[Interface dataset entries]

■ ■ ■

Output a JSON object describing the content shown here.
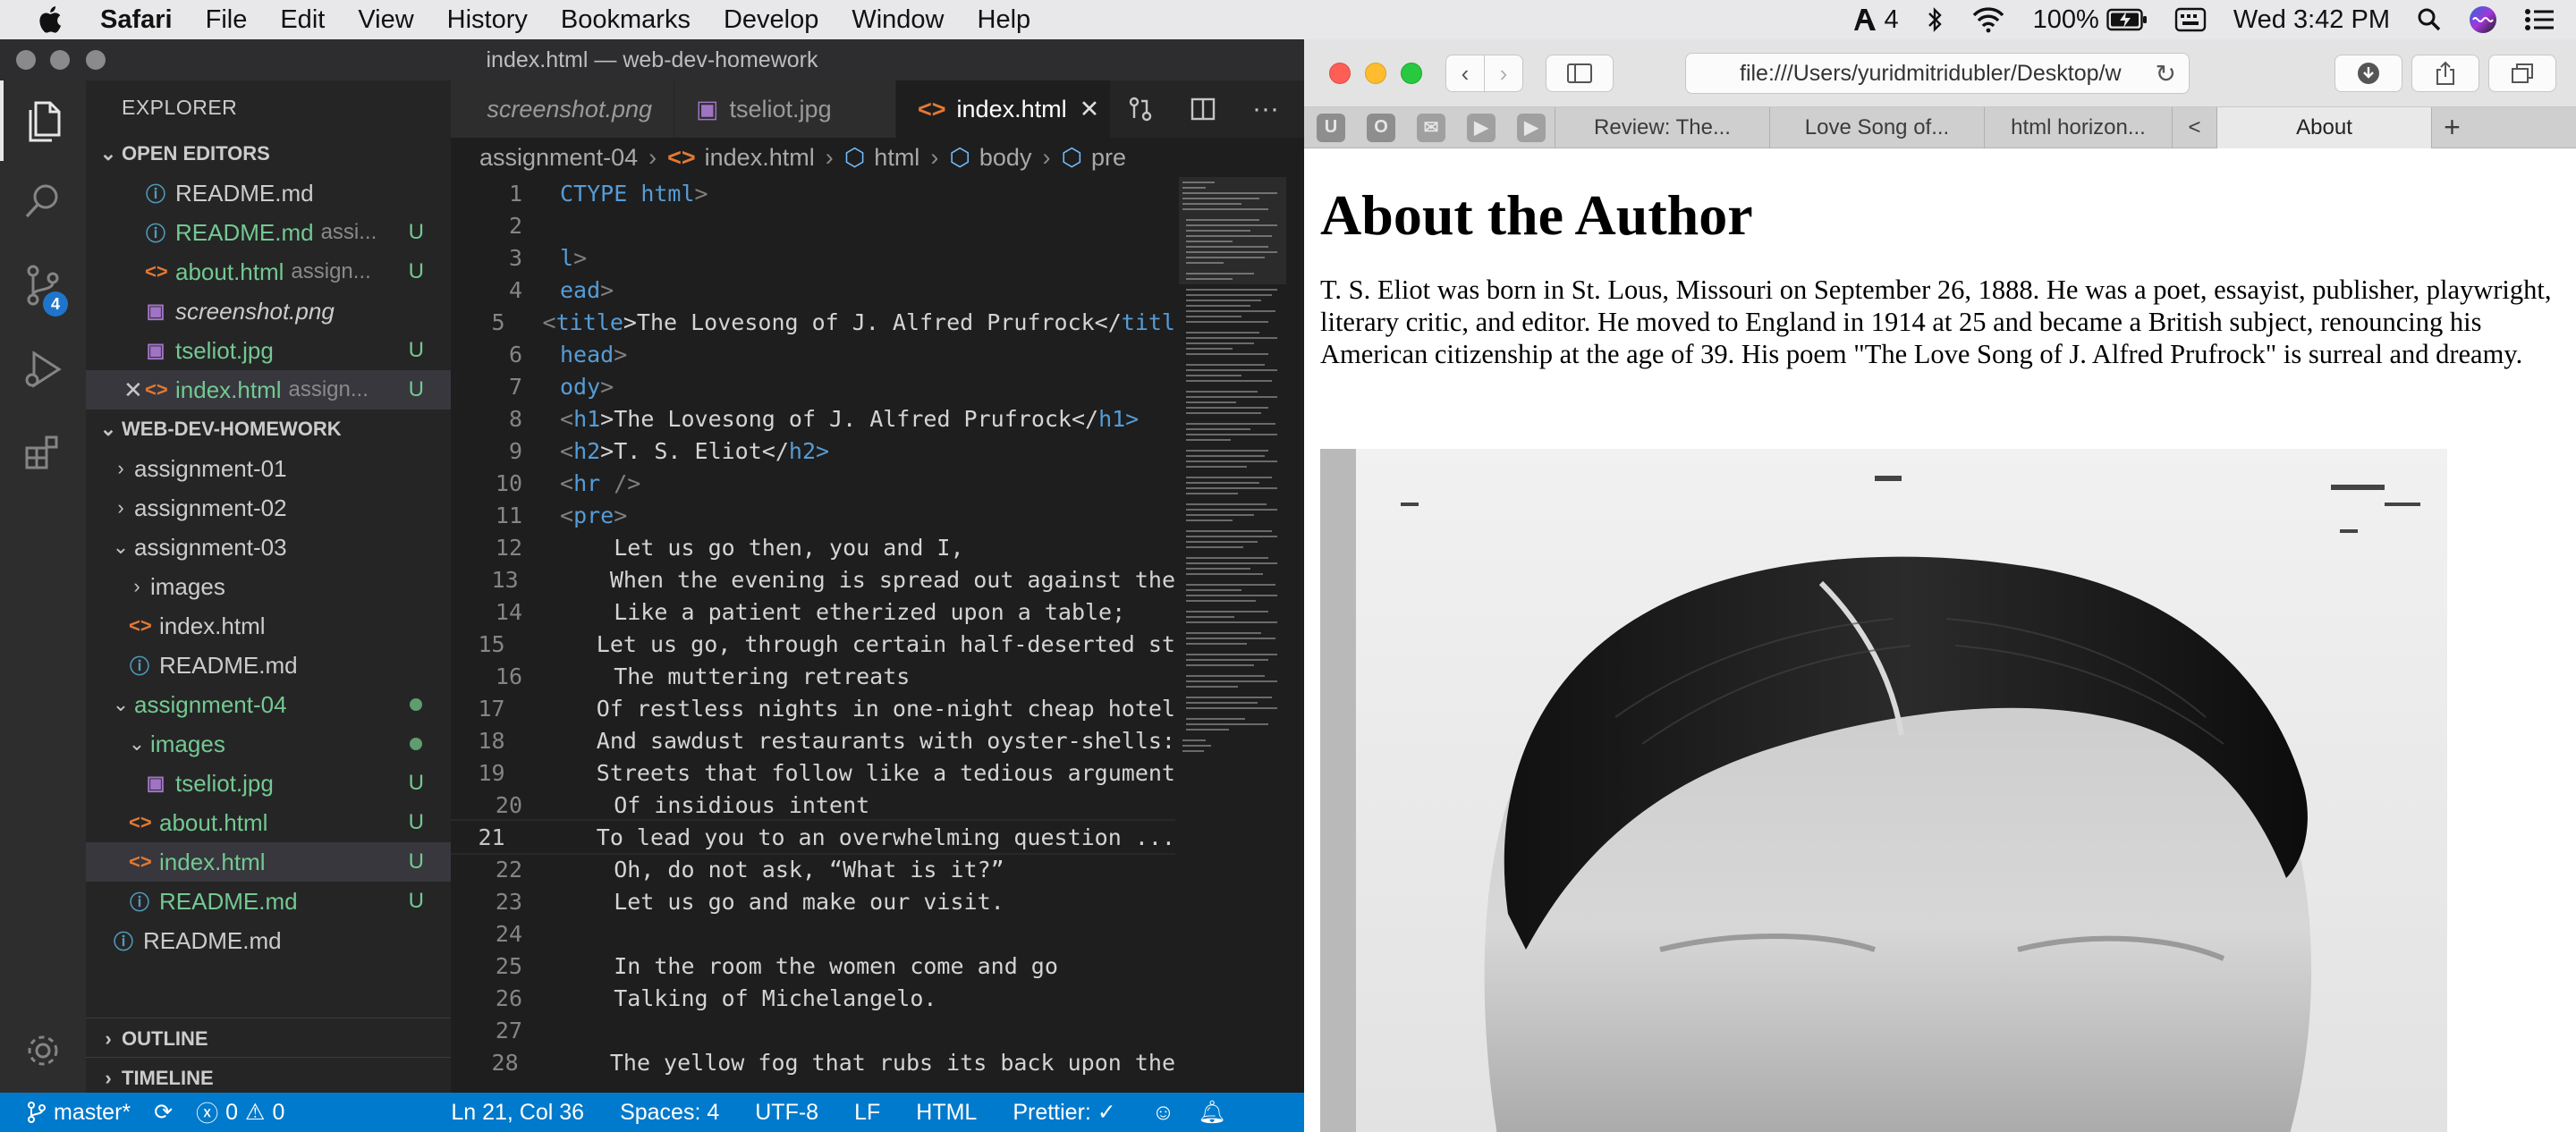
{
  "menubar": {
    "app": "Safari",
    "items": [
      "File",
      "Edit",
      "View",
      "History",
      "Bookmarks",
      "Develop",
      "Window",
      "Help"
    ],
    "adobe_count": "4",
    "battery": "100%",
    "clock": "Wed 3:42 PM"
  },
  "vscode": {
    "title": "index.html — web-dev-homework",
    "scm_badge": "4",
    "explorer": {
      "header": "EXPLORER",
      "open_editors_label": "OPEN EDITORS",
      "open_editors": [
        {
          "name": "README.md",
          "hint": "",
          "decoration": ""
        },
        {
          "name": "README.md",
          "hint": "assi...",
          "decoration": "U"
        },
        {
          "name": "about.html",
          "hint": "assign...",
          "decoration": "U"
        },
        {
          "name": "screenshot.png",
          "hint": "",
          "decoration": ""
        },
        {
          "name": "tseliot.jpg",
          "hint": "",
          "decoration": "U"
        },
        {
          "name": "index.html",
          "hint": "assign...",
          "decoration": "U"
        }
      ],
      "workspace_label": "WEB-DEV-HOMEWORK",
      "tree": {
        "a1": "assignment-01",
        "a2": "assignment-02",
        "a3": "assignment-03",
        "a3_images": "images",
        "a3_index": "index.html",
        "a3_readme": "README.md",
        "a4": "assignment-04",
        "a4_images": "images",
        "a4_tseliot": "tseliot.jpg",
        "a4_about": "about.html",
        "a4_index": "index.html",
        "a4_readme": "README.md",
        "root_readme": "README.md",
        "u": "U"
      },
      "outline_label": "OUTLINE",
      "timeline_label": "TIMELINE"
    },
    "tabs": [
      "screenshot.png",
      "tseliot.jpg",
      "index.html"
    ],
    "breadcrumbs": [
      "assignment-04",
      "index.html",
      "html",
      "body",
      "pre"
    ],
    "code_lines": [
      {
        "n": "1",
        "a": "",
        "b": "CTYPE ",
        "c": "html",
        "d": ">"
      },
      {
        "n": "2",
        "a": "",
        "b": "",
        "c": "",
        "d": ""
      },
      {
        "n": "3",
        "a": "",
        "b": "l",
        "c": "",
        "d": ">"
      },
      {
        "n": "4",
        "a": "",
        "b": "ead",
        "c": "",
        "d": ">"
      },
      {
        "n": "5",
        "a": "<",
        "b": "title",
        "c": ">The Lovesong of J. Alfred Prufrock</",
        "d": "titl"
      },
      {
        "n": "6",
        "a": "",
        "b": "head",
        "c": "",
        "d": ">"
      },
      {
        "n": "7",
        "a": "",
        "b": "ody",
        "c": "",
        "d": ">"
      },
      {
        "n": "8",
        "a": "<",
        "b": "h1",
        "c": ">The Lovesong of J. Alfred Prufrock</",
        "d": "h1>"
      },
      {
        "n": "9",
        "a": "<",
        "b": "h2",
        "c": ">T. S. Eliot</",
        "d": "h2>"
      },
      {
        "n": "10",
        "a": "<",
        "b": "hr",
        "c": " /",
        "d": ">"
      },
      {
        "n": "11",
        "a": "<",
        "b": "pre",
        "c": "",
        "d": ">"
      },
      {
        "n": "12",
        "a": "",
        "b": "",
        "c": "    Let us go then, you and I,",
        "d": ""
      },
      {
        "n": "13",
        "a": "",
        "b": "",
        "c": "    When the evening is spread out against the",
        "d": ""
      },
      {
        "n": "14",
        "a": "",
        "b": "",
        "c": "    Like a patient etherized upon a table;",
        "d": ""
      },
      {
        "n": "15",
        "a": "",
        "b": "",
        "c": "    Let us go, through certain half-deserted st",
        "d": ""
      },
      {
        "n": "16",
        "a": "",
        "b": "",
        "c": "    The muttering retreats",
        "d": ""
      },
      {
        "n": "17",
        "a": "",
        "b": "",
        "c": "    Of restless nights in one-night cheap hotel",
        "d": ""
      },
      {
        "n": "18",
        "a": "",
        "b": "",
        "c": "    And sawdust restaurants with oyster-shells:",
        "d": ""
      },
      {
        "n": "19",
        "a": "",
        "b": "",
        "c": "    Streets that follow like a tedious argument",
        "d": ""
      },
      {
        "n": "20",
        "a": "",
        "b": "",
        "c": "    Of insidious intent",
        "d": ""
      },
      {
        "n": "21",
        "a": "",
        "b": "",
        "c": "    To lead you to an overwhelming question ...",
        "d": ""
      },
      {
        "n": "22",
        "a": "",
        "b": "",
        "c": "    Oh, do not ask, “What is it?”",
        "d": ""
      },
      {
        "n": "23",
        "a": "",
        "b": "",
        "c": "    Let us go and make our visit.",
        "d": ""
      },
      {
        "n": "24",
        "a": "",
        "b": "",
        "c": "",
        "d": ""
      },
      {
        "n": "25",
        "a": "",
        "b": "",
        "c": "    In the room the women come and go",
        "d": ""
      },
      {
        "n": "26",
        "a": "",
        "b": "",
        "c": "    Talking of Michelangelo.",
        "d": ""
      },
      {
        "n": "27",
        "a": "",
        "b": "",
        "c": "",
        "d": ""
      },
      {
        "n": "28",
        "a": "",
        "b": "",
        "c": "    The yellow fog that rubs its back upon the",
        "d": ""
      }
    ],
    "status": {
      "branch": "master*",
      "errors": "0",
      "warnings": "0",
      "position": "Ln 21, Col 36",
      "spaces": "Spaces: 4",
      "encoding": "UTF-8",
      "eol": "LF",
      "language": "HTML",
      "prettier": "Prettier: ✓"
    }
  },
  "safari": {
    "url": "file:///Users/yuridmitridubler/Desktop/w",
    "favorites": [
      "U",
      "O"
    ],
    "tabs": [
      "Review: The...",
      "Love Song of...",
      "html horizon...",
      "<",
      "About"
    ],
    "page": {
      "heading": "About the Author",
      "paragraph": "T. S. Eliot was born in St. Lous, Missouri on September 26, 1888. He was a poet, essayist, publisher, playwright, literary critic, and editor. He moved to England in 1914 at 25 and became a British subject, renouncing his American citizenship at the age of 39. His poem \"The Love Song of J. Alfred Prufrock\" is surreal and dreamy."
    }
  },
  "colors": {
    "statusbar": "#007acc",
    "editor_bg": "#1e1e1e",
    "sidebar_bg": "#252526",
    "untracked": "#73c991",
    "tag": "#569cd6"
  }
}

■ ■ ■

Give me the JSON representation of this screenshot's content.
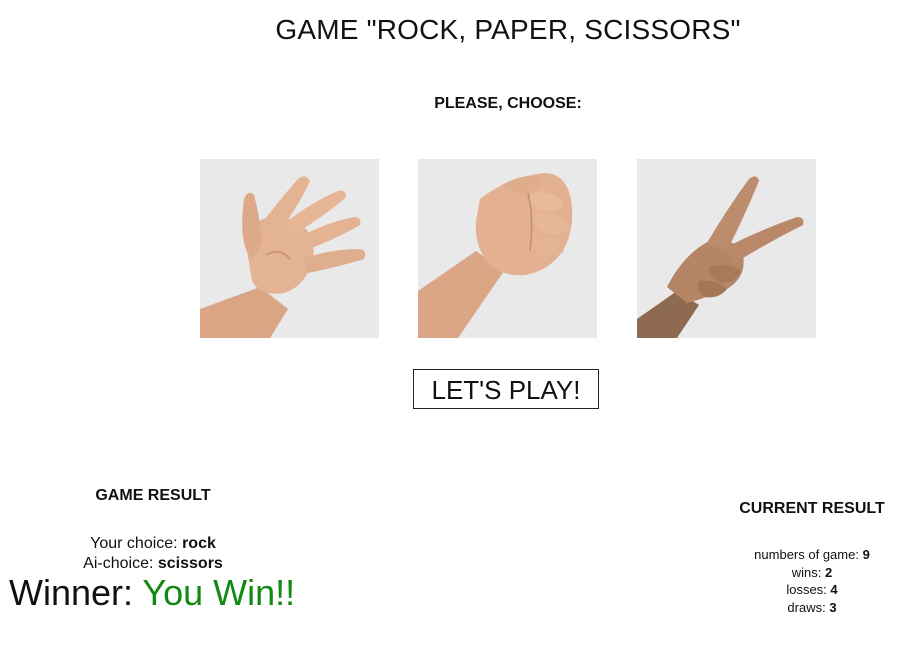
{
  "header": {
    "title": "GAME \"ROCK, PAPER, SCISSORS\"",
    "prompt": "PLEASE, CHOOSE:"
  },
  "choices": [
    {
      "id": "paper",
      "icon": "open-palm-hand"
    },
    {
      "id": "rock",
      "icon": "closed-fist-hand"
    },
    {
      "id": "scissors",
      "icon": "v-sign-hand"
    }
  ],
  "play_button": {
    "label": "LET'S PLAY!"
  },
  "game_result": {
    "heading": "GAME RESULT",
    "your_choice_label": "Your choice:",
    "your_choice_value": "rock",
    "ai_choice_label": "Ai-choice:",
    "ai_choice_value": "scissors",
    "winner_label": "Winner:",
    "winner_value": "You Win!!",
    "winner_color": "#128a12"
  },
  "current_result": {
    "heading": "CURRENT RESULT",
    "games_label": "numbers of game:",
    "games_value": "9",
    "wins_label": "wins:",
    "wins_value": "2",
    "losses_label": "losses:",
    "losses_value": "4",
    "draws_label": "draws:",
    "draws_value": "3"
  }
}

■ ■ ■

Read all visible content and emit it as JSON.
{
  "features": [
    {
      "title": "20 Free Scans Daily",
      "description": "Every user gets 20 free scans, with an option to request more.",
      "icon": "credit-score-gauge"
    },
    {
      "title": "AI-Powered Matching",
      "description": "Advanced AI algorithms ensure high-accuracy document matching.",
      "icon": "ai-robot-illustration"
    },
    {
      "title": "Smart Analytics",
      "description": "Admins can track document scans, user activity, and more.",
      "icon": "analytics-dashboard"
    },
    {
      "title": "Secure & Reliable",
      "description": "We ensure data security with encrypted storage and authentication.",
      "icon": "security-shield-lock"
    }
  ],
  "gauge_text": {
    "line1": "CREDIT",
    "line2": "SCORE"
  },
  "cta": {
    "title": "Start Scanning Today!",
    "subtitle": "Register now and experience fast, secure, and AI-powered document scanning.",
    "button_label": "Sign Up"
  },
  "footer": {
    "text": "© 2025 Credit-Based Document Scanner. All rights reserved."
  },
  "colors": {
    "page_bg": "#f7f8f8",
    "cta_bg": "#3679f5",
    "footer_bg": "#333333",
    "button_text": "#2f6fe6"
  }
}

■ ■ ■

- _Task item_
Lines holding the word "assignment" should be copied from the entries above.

- _Answer space_
        "a1": "assignment-01",
        "a2": "assignment-02",
        "a3": "assignment-03",
        "a4": "assignment-04",
      "assignment-04",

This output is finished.